John A. Logan, a politician and Murphysboro’s favorite son, served as a general in the Union Army during the Civil War. Many credit him with founding Memorial Day 150 years ago, although not everyone agrees or even knows about it.
“The further we get from any event, public memory fades,” said P. Michael Jones, director of the Gen. John. A. Logan Museum in Murphysboro. “Our empathy for that event fades.”
When the Civil War began, the state of Illinois largely supported the Union, but large swaths of Southern Illinois — including the district that Logan, a Democrat, represented — were sympathetic to the Confederate cause. In 1861, being a Democrat meant siding with the Confederacy. By fighting for the Union, Logan bucked convention.
“He really chose country over party,” Jones said.
The wounds from the Civil War were still raw in the years after the 1865 Confederate surrender. The severity of a death toll thought to be around 700,000 was exacerbated by the fact that each was an American. Family members, friends and neighbors mourned their losses together. Entire communities were destroyed.
It became commonplace, mainly in the South, for mourners to put flags and flowers on the graves of fallen soldiers. There are published reports of memorial events taking place in numerous southern cities. Some even dubbed the events as “Memorial Day.”
In 1866, Waterloo, New York, hosted its first Memorial Day event. One hundred years later, the U.S. government recognized the town as the birthplace of Memorial Day.
“It’s a contested holiday, as far as who started it,” Jones said. “Logan must have known it was going on. Some felt it was imitating the Southern holiday.”
Few argue that Logan wasn’t inspired by ongoing events. In fact, his wife, Mary, told her husband that she saw faded flags and wilted flowers on soldiers’ graves during a trip to Virginia.
On May 5, 1868, Logan issued General Order No. 11, which designated May 30 “for the purpose of strewing with flowers or otherwise decorating the graves of comrades who died in defense of their country.” It became known as Decoration Day.
“That is the basis for the modern Memorial Day holiday,” Jones said.
The first Decoration Day event took place at Arlington National Cemetery, where Gen. James Garfield spoke and 5,000 people decorated the graves of more than 20,000 soldiers.
The holiday gradually changed from Decoration Day to Memorial Day, and in 1967, the name was made official.

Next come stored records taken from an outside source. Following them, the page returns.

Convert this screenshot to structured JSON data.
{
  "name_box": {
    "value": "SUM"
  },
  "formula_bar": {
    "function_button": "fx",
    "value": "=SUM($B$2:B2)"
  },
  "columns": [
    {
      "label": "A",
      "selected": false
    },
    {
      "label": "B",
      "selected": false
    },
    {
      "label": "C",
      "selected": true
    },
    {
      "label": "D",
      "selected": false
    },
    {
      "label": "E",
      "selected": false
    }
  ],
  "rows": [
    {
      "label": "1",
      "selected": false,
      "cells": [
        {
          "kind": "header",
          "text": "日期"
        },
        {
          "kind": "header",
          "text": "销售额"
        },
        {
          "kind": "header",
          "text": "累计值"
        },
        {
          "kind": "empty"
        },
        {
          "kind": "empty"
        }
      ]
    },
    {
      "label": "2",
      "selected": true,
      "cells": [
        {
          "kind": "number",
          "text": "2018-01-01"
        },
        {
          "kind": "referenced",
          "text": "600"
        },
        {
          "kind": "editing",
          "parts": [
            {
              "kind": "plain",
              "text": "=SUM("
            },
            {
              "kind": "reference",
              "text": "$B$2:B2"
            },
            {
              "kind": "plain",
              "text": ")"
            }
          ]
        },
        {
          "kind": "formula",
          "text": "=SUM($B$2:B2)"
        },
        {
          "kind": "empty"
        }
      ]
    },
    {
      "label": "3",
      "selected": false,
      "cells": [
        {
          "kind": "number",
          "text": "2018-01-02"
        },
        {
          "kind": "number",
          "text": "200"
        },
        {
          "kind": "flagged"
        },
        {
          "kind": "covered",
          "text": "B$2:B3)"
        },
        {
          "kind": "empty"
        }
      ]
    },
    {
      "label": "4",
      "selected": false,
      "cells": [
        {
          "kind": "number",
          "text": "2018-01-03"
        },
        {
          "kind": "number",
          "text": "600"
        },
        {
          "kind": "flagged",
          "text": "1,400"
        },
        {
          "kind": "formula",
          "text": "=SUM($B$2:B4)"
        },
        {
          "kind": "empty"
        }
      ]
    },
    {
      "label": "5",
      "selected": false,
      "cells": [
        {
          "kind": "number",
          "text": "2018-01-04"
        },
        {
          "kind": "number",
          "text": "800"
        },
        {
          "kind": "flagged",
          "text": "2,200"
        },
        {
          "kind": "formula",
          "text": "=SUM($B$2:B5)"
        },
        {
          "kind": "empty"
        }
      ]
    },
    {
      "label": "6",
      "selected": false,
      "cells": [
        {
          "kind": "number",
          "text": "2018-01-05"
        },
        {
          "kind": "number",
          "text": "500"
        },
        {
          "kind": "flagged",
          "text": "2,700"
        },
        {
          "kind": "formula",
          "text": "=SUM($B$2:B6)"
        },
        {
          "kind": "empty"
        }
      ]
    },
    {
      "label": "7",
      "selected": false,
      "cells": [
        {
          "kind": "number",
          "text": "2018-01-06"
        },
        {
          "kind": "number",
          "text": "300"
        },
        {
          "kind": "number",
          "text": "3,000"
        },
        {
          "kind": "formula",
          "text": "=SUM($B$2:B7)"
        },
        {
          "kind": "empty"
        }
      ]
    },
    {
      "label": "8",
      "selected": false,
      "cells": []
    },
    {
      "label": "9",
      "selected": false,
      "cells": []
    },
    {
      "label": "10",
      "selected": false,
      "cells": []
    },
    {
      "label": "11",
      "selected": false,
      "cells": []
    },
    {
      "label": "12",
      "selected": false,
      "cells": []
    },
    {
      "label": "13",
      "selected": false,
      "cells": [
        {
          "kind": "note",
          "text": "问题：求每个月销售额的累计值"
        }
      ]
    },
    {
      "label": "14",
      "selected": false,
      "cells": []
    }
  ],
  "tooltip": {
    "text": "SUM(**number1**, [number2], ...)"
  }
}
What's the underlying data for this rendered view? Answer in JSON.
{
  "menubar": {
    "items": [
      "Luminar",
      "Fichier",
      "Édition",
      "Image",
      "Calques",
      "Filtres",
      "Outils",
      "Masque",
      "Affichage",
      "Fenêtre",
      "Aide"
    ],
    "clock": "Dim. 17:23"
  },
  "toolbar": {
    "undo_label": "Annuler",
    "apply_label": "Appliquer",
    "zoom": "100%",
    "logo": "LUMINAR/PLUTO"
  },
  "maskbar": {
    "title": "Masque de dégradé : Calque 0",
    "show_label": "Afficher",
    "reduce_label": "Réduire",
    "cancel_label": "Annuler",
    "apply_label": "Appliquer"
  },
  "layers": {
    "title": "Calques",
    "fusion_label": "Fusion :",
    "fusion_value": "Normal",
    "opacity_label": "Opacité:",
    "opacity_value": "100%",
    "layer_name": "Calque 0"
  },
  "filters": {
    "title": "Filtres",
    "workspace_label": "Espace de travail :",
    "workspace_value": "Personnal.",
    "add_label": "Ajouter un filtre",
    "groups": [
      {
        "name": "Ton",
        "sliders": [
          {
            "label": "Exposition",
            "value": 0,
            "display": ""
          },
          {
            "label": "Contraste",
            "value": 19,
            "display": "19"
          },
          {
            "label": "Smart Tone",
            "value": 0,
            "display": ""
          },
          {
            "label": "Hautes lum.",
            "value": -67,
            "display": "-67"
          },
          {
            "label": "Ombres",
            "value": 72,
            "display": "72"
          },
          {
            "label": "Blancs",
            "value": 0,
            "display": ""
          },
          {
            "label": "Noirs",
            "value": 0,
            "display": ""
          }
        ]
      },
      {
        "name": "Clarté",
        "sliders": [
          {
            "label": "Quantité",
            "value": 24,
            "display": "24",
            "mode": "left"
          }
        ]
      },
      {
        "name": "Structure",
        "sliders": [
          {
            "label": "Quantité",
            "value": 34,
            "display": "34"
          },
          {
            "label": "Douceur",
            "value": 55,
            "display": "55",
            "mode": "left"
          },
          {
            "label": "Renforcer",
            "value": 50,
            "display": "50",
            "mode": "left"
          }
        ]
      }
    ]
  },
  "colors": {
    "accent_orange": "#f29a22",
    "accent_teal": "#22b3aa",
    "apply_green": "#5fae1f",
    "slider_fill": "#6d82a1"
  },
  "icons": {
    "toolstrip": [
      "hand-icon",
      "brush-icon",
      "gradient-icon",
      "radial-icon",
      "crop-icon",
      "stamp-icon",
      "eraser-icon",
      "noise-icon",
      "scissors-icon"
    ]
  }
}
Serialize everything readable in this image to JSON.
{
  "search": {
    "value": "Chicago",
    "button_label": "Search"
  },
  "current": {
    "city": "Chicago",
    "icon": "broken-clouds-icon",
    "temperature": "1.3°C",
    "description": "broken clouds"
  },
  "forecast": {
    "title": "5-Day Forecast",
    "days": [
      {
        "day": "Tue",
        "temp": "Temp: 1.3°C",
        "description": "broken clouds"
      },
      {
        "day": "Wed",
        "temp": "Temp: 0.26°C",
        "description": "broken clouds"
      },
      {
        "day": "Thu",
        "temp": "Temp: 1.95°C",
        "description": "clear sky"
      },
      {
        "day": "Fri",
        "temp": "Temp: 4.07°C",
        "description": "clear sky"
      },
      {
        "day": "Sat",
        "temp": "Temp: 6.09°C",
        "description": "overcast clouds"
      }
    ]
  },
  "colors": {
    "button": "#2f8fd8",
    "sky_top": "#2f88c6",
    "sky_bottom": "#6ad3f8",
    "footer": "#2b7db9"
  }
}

In 1971, Congress declared Memorial Day a national holiday and decided to observe the day on the last Monday of May.
While Logan’s influence in the establishment of Memorial Day may be somewhat overlooked, the significance of the holiday remains as stated in General Order No. 11:
“Let us, then, at the time appointed, gather around their sacred remains and garland the passionless mounds above them with choicest flowers of springtime; let us raise above them the dear old flag they saved from dishonor; let us in this solemn presence renew our pledges to aid and assist those whom they have left among us as sacred charges upon the nation's gratitude — the soldier’s and sailor’s widow and orphan.”